We have witnessed arguably his biggest show of commitment to the team over the last 14 months, starting when rookie Matt Murray stole his job while he was out with a concussion and helped the Penguins win the Stanley Cup last June, and including this regular season when he spent more time than usual watching from the end of the bench.
Whatever frustration, whatever anger and disappointment that brought on, was always kept away from the rink. We before me. Teammates know Fleury was hurting, but never saw him become a distraction.
“He’s the same guy,” said Olli Maatta. “That’s pretty remarkable.”
All of which brings us to the unexpected turn of events this spring, with Murray going down to injury in the warmups before the playoff opener against Columbus, and Fleury reclaiming his crease. The nine wins and .924 save percentage that followed, the shutout in Game 7 at Washington and now the possibility he gives way to Murray after allowing four goals on nine shots here in Ottawa on Wednesday night.
There was no official word on that front – Penguins coach Mike Sullivan said he’d name his Game 4 starter on Friday morning – but it loomed as a significant moment.
After everything that’s happened, and with a likely off-season departure looming, the 32-year-old left reporters with the impression that he expects to play. He was asked how disappointed he would be if that wasn’t the case and responded: “We’ll see when it happens.”
It would be virtually unprecedented to replace a goalie this deep into the playoffs for anything other than an injury.
Then again, the Penguins situation is unique. We are only a month away from the NHL Expansion Draft and, even if general manager Jim Rutherford could work out a trade with the Vegas Golden Knights to protect both goaltenders, Murray’s new contract is due to kick in next season.
You wouldn’t want to tie up $9.5 million in your crease. You also probably wouldn’t want to enter another season with two guys who believe they’re a No. 1 and want to play.
There is still a dream scenario where Fleury leads the Penguins to a second straight Stanley Cup and gets chosen as the one to stay. Maybe they’d move Murray, who at age 22 would command a better return, and elevate the highly rated Tristan Jarry to be Fleury’s backup.
It’s not the most likely outcome, but it’s the kind of thing you hold out hope for after spending your entire NHL career in a city you love.
Of course, you need to keep playing for it to come true.
Fleury acted like the starter during a Thursday afternoon practice at the University of Ottawa – occupying one net by himself while Murray and Jarry split time in the other. But Sullivan wasn’t planning on letting any of the goalies in on the plan until later in the day and didn’t sound particularly sentimental about the decision.
“Well I think we have loyalty to our whole group, I don’t think it’s any one particular guy,” he said. “This is a team and it’s a team in the true sense of the word. So are we appreciative of the contributions that all of our guys make, Marc included? Yes, absolutely. We wouldn’t be to the point where we’re at without these guys – any of them – so that’s how we look at it.
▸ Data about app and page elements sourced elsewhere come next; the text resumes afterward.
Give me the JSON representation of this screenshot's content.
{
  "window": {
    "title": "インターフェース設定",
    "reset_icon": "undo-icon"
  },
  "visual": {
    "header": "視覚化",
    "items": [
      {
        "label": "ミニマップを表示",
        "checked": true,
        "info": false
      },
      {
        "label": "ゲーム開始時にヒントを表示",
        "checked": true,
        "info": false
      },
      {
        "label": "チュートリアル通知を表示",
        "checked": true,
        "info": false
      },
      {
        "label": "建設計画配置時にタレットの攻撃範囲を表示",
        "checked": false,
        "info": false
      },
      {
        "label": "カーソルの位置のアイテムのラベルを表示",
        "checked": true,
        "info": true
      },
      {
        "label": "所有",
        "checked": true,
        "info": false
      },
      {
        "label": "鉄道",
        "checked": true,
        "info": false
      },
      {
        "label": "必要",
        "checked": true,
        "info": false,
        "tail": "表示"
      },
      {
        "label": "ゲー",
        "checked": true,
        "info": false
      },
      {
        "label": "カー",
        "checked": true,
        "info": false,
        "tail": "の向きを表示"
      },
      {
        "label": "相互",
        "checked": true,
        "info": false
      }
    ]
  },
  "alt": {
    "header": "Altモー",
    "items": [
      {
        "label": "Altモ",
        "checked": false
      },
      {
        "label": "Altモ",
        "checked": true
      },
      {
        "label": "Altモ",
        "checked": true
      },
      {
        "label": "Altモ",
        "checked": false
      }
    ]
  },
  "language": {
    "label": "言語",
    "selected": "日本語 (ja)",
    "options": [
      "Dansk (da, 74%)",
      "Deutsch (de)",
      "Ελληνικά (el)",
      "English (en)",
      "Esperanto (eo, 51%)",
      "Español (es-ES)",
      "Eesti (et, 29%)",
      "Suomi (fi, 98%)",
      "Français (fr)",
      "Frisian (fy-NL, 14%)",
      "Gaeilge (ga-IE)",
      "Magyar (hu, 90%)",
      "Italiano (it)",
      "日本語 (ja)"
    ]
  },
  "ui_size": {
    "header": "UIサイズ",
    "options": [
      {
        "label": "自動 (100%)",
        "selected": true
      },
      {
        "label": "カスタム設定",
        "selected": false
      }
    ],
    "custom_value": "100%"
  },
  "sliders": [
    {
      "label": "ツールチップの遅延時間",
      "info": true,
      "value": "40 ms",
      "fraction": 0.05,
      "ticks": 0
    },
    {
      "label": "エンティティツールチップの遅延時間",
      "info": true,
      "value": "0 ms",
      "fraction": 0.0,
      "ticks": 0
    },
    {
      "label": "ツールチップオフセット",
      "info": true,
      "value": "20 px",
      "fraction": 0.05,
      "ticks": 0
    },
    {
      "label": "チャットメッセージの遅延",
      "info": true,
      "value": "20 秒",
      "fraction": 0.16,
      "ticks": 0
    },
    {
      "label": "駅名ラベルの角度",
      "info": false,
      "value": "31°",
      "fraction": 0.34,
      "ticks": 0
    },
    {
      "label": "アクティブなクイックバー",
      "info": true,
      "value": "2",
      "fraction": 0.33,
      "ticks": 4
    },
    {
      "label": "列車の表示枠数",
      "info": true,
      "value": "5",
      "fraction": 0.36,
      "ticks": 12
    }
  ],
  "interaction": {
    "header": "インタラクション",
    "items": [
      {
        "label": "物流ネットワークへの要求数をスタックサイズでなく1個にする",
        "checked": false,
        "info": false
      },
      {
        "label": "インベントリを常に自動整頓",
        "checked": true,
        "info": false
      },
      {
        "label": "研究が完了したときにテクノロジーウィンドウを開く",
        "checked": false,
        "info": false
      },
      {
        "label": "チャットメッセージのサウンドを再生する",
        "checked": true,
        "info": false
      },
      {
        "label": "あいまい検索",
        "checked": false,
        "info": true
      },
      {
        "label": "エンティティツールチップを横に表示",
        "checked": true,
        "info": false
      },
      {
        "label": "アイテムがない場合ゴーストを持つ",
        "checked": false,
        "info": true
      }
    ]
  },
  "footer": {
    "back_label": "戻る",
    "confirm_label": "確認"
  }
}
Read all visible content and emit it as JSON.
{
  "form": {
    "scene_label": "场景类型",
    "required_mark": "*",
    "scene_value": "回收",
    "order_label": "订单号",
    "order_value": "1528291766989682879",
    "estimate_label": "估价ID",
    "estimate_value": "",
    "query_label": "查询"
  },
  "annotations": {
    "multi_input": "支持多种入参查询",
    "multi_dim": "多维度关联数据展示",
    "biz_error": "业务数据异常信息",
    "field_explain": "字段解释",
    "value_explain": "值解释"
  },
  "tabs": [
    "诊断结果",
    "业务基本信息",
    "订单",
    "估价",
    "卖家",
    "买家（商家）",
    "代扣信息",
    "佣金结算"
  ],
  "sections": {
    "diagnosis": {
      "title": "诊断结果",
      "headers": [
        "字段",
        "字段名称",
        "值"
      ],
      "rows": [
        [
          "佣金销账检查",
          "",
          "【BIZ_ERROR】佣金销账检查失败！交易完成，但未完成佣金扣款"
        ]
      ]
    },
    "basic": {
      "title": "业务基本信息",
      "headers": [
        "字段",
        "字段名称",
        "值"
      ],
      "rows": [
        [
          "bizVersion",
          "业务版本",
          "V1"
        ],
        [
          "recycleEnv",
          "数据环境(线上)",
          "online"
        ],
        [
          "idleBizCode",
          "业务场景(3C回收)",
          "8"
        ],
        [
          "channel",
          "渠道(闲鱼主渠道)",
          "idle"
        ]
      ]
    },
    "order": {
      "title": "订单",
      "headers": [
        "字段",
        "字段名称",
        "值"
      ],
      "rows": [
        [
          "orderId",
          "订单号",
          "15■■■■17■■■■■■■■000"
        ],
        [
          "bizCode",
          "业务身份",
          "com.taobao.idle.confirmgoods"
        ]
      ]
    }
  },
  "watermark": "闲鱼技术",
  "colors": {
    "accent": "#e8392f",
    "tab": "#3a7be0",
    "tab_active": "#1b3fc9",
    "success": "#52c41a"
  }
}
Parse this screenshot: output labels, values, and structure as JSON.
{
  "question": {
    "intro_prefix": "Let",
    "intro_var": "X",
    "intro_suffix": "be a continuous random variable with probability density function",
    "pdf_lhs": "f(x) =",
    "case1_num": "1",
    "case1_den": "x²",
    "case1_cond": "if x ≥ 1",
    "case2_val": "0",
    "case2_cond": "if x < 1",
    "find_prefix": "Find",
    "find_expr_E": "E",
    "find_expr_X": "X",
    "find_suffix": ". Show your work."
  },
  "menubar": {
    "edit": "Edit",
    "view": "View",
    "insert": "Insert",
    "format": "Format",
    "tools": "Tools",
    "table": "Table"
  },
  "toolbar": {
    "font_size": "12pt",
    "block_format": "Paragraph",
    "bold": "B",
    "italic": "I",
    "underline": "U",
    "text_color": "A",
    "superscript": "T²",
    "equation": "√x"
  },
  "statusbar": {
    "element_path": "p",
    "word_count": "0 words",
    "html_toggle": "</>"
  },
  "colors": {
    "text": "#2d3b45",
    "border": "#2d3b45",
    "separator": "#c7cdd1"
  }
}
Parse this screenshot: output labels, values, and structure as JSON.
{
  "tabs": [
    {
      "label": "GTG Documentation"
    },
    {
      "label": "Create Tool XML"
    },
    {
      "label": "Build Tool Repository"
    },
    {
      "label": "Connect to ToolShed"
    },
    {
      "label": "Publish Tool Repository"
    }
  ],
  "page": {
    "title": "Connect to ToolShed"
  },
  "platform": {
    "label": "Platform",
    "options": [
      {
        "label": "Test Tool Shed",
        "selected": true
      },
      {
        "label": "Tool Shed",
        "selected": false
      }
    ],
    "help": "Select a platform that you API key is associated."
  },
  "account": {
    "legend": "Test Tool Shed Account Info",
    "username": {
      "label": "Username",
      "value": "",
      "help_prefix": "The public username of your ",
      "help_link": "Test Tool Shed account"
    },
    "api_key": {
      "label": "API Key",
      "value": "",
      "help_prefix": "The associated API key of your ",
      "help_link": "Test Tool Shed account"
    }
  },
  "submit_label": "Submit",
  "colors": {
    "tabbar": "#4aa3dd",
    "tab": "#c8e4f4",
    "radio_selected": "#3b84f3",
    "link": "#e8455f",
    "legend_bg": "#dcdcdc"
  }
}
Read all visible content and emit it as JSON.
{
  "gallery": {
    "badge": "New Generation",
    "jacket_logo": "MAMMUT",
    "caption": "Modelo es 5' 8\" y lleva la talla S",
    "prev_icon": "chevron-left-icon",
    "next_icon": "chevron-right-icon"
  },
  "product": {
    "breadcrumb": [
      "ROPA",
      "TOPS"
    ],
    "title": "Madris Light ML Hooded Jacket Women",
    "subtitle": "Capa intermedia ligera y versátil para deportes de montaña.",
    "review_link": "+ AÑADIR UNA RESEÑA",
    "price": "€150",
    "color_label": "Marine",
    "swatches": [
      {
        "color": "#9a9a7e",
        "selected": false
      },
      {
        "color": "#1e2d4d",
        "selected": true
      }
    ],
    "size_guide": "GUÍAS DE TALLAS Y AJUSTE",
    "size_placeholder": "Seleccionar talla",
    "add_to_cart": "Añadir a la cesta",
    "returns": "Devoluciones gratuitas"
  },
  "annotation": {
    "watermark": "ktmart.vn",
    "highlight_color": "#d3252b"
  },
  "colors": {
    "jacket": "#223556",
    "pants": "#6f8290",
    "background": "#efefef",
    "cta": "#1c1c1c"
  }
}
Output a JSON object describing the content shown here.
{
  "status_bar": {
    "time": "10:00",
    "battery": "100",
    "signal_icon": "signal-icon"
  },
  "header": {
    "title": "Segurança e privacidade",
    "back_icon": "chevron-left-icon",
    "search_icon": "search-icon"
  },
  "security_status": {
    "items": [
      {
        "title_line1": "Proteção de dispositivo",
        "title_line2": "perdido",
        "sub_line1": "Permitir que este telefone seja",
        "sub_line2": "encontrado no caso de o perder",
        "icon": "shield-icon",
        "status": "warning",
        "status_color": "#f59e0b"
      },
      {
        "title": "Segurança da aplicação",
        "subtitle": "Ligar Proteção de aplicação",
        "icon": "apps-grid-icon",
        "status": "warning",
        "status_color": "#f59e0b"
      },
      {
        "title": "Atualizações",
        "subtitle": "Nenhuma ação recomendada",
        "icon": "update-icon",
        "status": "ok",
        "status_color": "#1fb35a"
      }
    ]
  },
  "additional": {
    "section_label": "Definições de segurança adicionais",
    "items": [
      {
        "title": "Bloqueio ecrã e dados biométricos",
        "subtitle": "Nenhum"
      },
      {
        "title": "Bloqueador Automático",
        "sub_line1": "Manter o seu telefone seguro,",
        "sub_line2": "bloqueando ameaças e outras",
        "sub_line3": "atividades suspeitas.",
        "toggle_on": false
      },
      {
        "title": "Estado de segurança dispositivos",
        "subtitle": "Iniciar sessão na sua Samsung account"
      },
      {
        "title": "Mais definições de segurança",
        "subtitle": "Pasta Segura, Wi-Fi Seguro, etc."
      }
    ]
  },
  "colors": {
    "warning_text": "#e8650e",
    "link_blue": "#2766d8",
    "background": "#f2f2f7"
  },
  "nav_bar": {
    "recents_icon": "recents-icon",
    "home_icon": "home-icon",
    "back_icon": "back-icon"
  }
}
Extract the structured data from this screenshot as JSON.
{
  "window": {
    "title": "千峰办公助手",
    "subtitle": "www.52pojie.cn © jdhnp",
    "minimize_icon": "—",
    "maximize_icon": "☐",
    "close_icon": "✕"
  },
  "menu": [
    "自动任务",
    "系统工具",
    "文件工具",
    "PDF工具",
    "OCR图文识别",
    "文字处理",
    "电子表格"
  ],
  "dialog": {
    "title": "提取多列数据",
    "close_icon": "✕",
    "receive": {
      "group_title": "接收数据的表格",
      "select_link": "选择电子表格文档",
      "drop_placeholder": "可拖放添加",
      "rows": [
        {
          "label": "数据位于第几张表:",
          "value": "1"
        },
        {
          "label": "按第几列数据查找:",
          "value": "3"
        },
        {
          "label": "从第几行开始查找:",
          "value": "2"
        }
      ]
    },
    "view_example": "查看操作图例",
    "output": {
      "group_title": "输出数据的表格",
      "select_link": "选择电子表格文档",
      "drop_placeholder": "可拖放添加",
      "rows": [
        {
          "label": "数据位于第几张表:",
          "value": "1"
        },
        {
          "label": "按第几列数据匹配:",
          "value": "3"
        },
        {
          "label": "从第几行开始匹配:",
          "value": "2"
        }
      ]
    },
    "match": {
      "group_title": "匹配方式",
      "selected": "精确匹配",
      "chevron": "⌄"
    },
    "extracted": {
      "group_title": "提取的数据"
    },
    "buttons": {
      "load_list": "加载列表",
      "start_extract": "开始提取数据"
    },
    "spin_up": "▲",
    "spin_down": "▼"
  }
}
“I think we have loyalty to our whole team.”
They have ridden the roller-coaster these last few games, with Fleury mixing in two shutouts along with starts of five, four and four goals against. He was chased only 13 minutes into Game 3 by the Senators.
However, the Penguins are quick to note they’ve only scored three times in a series they trail 2-1 and threw a lot of support behind Fleury.
“Flower have bad game, not great game last night, but I think he’s ready to play tomorrow,” said Evgeni Malkin. “He’s (got) great confidence, we believe in him.”
“I’m sure there was more than one guy saying ‘Hey, you know what, it’s on us and we’ve got to be better in front of you,”’ said Crosby. “Just like everyone else, he’ll turn the page and we will as a group and make sure we’re better.”